IT HAS always been my belief that the damage done by so-called whistle-blowers like Edward Snowden, Julian Assange and Bradley Manning is not so much in the actual information they leak, but the harm that information inflicts on the ability of countries to engage with one another.
So it is with Australia and Indonesia, now embroiled in yet another diplomatic spat, this time over Snowden's revelations that Canberra's spy agencies tapped the phones of President Susilo Bambang Yudhoyono, his wife and members of his inner circle.
Like any journalist, I am a fervent believer in freedom of information. But I also believe governments should have secrets - and also secretive methods of finding out what is going on over the horizon. That's what intelligence is for: to protect citizens against unpleasant surprises.
Every country, friend and foe, does it, though those with superior satellite and digital technology obviously have the edge over less developed nations, some of them too preoccupied with their own problems to worry about what goes on next door.
It must be assumed Dr Yudhoyono uses an encrypted phone for official business, so the questionable value of eavesdropping on the personal 3G cellphones of national leaders these days should now be balanced by the very real possibility that it will not stay covert for long.
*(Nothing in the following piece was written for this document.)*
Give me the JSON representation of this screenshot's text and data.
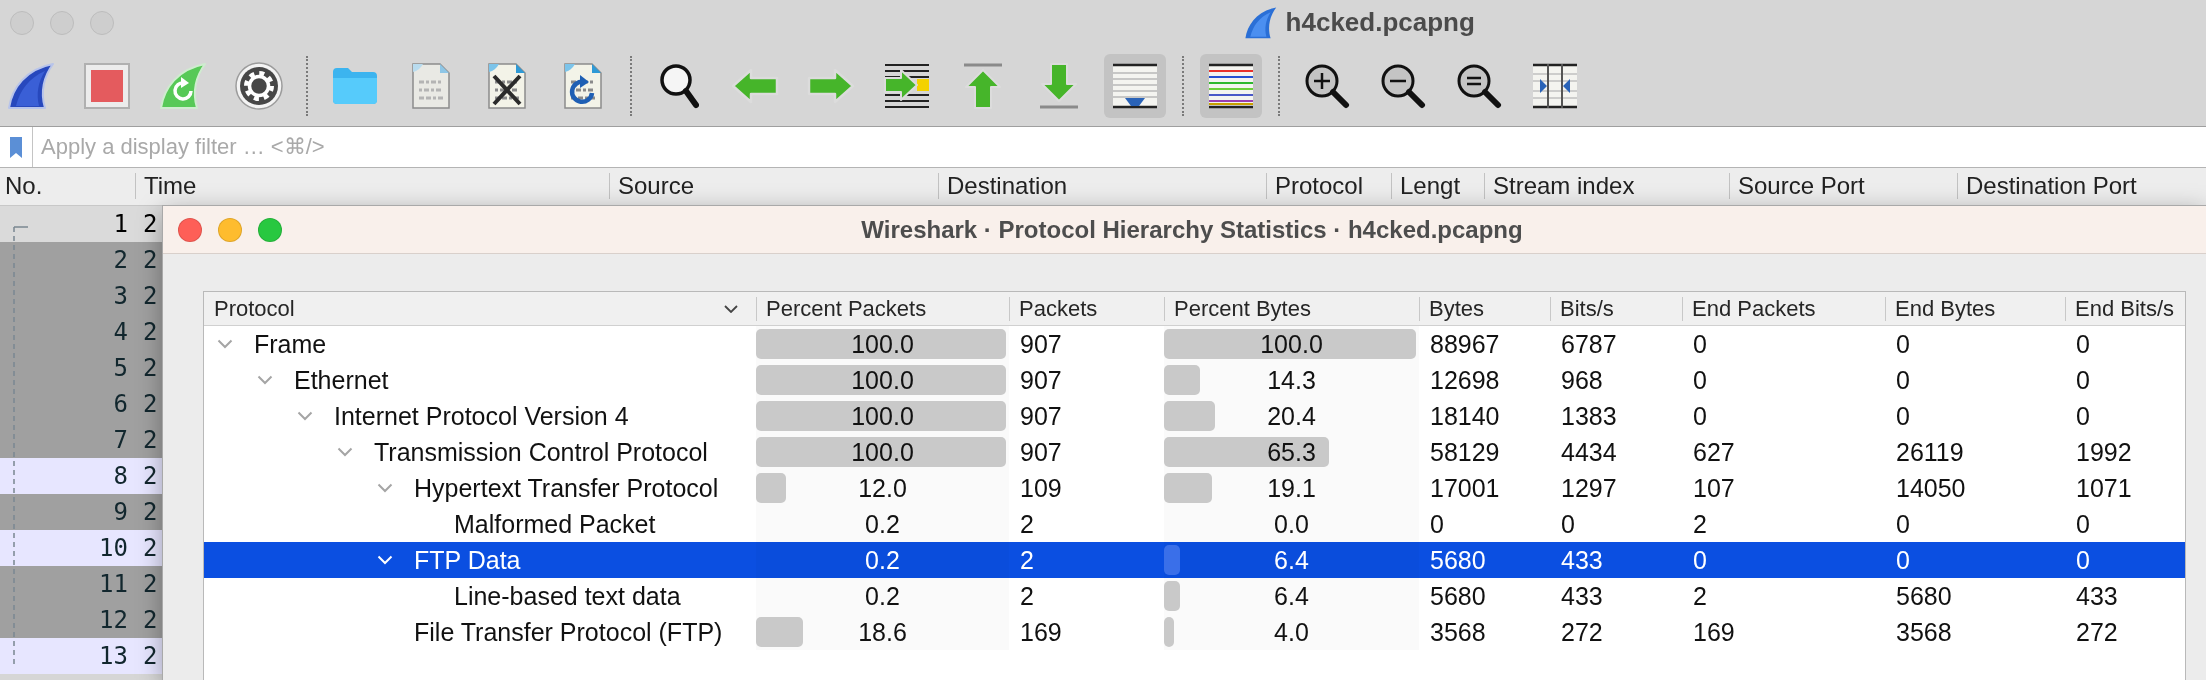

Once this particular dirty little secret was out in the open, it was clear the Indonesian government had to vent its outrage. It suspended cooperation on the hot asylum-seeker issue and cancelled a joint air exercise over the Northern Territory. There may be more.
Dr Yudhoyono was well justified in calling Canberra's snooping an unfriendly act. He conveyed his feelings on Twitter, suggesting he sees this as an opportunity to regain some lost political ground domestically after a torrid year in which his majority Democrat Party has been shredded by corruption allegations.
If that is the case, then it could be some time before relations return to an even keel. Notoriously thin-skinned at best, Dr Yudhoyono took over the rhetorical charge from Foreign Minister Marty Natalegawa the moment the scandal affected him personally.